'US, India will jointly push for clean NSG exemption'
The US assured that Washington and New Delhi will "stand shoulder-to-shoulder" in pushing for "a clean exemption" in the NSG that controls global export of nuclear fuel.delhi Updated: Aug 25, 2008 17:38 IST
With likely changes in the text of the Nuclear Suppliers Group (NSG) waiver creating anxiety in India, the US on Monday assured that Washington and New Delhi will "stand shoulder-to-shoulder" in pushing for "a clean exemption" in the NSG that controls global export of nuclear fuel and know-how.
"The US and India stand shoulder-to-shoulder in their desire for a clean exemption and we will continue to work with our Indian partners to persuade the NSG countries that such an exemption is in the international community's best interest," US Ambassador to India David Mulford said in a statement in New Delhi.
The envoy underlined the US' "commitment to working with India to rapidly complete the remaining steps necessary to conclude the US-India civil nuclear cooperation initiative".
"Ahead of the scheduled NSG plenary on Sepember 4, the US and India will continue our vigorous joint advocacy for the initiative at the highest levels of NSG governments," Mulford said.
Mulford's assurance comes amid criticism from some sections in India that the US was not doing its bit to fulfil its commitment under the July 18, 2005, India-US joint statement by persuading friends and allies to adjust their international regimes for global nuclear cooperation with New Delhi.
US Assistant Secretary of State for Central and South Asia Richard Boucher Monday met senior officials of the external affairs ministry to discuss issues relating to the NSG exemption and reiterated Washington's commitment to getting a clean exemption for India in the NSG.
Foreign Secretary Shivshankar Menon will hold talks with US Undersecretary of State for Political Affairs William Burns in Washington later in the day to fine tune the language of the exemption that will accommodate concerns of sceptical NSG countries as well as interests of India before it is discussed by the NSG next month.
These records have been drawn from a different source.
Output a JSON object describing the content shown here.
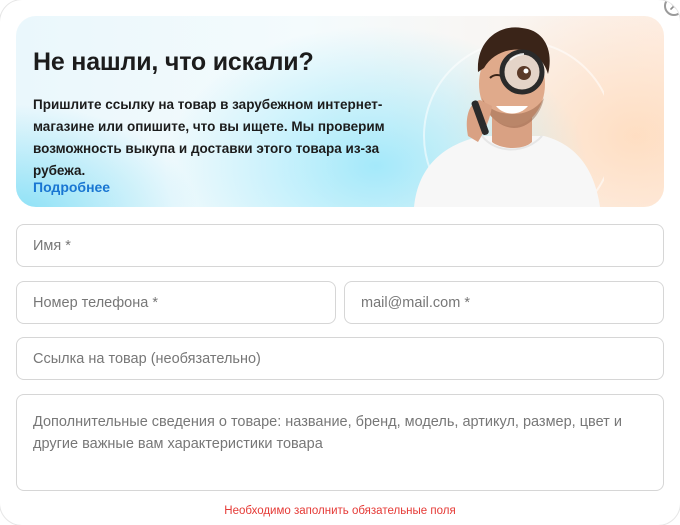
{
  "banner": {
    "title": "Не нашли, что искали?",
    "text": "Пришлите ссылку на товар в зарубежном интернет-магазине или опишите, что вы ищете. Мы проверим возможность выкупа и доставки этого товара из-за рубежа.",
    "link_label": "Подробнее"
  },
  "form": {
    "name_placeholder": "Имя *",
    "phone_placeholder": "Номер телефона *",
    "email_placeholder": "mail@mail.com *",
    "link_placeholder": "Ссылка на товар (необязательно)",
    "details_placeholder": "Дополнительные сведения о товаре: название, бренд, модель, артикул, размер, цвет и другие важные вам характеристики товара"
  },
  "error_message": "Необходимо заполнить обязательные поля",
  "colors": {
    "link": "#1976d2",
    "error": "#e53935",
    "field_border": "#d6d6d6"
  },
  "icons": {
    "close": "close-icon",
    "photo": "man-with-magnifier-photo"
  }
}
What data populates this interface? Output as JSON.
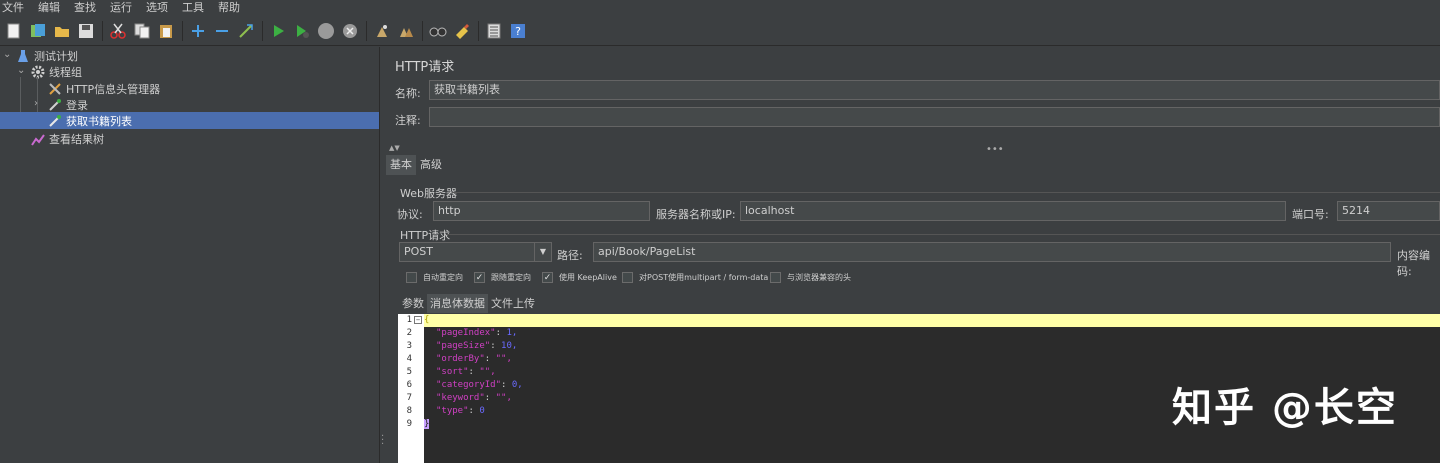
{
  "menu": [
    "文件",
    "编辑",
    "查找",
    "运行",
    "选项",
    "工具",
    "帮助"
  ],
  "toolbar_icons": [
    "new-icon",
    "templates-icon",
    "open-icon",
    "save-icon",
    "cut-icon",
    "copy-icon",
    "paste-icon",
    "expand-icon",
    "collapse-icon",
    "toggle-icon",
    "start-icon",
    "start-no-pause-icon",
    "stop-icon",
    "shutdown-icon",
    "clear-icon",
    "clear-all-icon",
    "search-icon",
    "reset-search-icon",
    "function-helper-icon",
    "help-icon"
  ],
  "tree": {
    "test_plan": "测试计划",
    "thread_group": "线程组",
    "header_manager": "HTTP信息头管理器",
    "login": "登录",
    "get_book_list": "获取书籍列表",
    "results_tree": "查看结果树"
  },
  "panel": {
    "title": "HTTP请求",
    "name_label": "名称:",
    "name_value": "获取书籍列表",
    "comment_label": "注释:",
    "comment_value": "",
    "tabs": [
      "基本",
      "高级"
    ],
    "web_server_title": "Web服务器",
    "protocol_label": "协议:",
    "protocol_value": "http",
    "server_label": "服务器名称或IP:",
    "server_value": "localhost",
    "port_label": "端口号:",
    "port_value": "5214",
    "http_request_title": "HTTP请求",
    "method_value": "POST",
    "path_label": "路径:",
    "path_value": "api/Book/PageList",
    "encoding_label": "内容编码:",
    "checkboxes": [
      {
        "label": "自动重定向",
        "checked": false
      },
      {
        "label": "跟随重定向",
        "checked": true
      },
      {
        "label": "使用 KeepAlive",
        "checked": true
      },
      {
        "label": "对POST使用multipart / form-data",
        "checked": false
      },
      {
        "label": "与浏览器兼容的头",
        "checked": false
      }
    ],
    "subtabs": [
      "参数",
      "消息体数据",
      "文件上传"
    ]
  },
  "editor": {
    "line_numbers": [
      "1",
      "2",
      "3",
      "4",
      "5",
      "6",
      "7",
      "8",
      "9"
    ],
    "lines": [
      {
        "key": "",
        "value": "{"
      },
      {
        "key": "\"pageIndex\"",
        "value": "1,"
      },
      {
        "key": "\"pageSize\"",
        "value": "10,"
      },
      {
        "key": "\"orderBy\"",
        "value": "\"\","
      },
      {
        "key": "\"sort\"",
        "value": "\"\","
      },
      {
        "key": "\"categoryId\"",
        "value": "0,"
      },
      {
        "key": "\"keyword\"",
        "value": "\"\","
      },
      {
        "key": "\"type\"",
        "value": "0"
      },
      {
        "key": "",
        "value": "}"
      }
    ]
  },
  "watermark": "知乎 @长空",
  "colors": {
    "background": "#3c3f41",
    "selection": "#4b6eaf",
    "editor_highlight": "#ffffa8",
    "json_key": "#d040c4"
  }
}
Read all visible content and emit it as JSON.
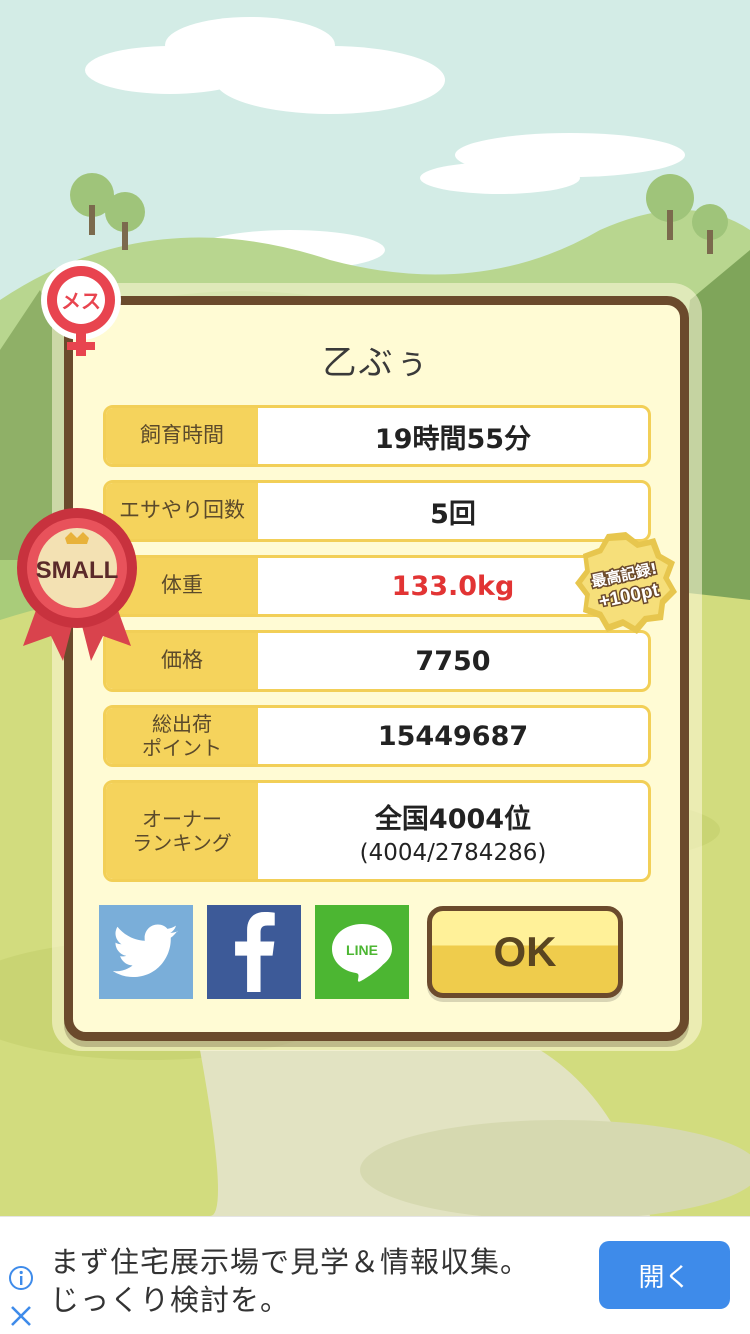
{
  "pet": {
    "name": "乙ぶぅ",
    "gender_badge": "メス",
    "size_badge": "SMALL"
  },
  "stats": [
    {
      "label": "飼育時間",
      "value": "19時間55分"
    },
    {
      "label": "エサやり回数",
      "value": "5回"
    },
    {
      "label": "体重",
      "value": "133.0kg"
    },
    {
      "label": "価格",
      "value": "7750"
    },
    {
      "label": "総出荷\nポイント",
      "value": "15449687"
    },
    {
      "label": "オーナー\nランキング",
      "value": "全国4004位",
      "sub": "(4004/2784286)"
    }
  ],
  "record_badge": {
    "line1": "最高記録!",
    "line2": "+100pt"
  },
  "buttons": {
    "twitter_icon": "twitter-bird-icon",
    "facebook_icon": "facebook-f-icon",
    "line_icon": "line-speech-icon",
    "line_label": "LINE",
    "ok_label": "OK"
  },
  "ad": {
    "line1": "まず住宅展示場で見学＆情報収集。",
    "line2": "じっくり検討を。",
    "open_label": "開く"
  },
  "colors": {
    "panel_border": "#6b4a2c",
    "label_bg": "#f5d35c",
    "highlight_value": "#e23434",
    "ad_button": "#3e8bea"
  }
}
Sceptics at the NSG, including Scandinavian countries, Ireland, Austria and Switzerland, have reportedly demanded changes in the draft of the waiver to include their concerns about testing, periodic review of India's compliance and restricting export of sensitive enrichment and reprocessing technologies.
India is pushing for a clean waiver and has made it clear that it will not accept any "prescriptive conditionalities" that could effectively sabotage the deal.